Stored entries
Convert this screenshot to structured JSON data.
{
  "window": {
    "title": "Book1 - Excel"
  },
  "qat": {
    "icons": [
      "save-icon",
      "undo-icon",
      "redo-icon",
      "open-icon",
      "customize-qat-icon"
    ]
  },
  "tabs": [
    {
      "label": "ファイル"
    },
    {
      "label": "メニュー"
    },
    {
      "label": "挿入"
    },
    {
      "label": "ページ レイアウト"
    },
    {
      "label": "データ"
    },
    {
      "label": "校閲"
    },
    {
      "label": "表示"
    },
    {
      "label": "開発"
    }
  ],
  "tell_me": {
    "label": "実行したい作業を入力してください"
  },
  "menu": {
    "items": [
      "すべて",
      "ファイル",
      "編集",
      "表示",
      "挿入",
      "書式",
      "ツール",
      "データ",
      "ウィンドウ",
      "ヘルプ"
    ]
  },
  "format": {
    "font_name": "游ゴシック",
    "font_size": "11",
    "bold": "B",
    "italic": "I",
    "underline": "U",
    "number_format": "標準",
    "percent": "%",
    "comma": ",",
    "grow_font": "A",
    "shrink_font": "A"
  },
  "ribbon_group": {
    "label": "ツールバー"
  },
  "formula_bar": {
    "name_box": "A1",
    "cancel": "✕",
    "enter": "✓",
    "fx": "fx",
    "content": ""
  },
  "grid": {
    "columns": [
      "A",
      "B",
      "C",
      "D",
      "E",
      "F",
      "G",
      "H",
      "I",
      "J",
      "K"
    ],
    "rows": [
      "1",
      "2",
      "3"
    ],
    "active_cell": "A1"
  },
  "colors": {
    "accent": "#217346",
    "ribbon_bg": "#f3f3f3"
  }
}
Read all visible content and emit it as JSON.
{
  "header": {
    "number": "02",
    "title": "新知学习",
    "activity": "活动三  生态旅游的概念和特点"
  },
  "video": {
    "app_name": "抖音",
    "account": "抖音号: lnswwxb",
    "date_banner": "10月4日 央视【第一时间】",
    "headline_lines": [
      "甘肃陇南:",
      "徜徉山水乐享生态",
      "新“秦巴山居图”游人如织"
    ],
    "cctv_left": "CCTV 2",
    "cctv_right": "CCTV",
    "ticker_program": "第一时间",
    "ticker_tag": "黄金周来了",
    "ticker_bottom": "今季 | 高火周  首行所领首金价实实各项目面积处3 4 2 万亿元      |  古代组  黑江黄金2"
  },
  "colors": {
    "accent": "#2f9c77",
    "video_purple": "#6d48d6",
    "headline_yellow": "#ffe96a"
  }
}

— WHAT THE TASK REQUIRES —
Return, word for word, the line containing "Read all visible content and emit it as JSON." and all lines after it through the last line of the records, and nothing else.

— TASK RESPONSE —
Read all visible content and emit it as JSON.
{
  "header": {
    "number": "02",
    "title": "新知学习",
    "activity": "活动三  生态旅游的概念和特点"
  },
  "video": {
    "app_name": "抖音",
    "account": "抖音号: lnswwxb",
    "date_banner": "10月4日 央视【第一时间】",
    "headline_lines": [
      "甘肃陇南:",
      "徜徉山水乐享生态",
      "新“秦巴山居图”游人如织"
    ],
    "cctv_left": "CCTV 2",
    "cctv_right": "CCTV",
    "ticker_program": "第一时间",
    "ticker_tag": "黄金周来了",
    "ticker_bottom": "今季 | 高火周  首行所领首金价实实各项目面积处3 4 2 万亿元      |  古代组  黑江黄金2"
  },
  "colors": {
    "accent": "#2f9c77",
    "video_purple": "#6d48d6",
    "headline_yellow": "#ffe96a"
  }
}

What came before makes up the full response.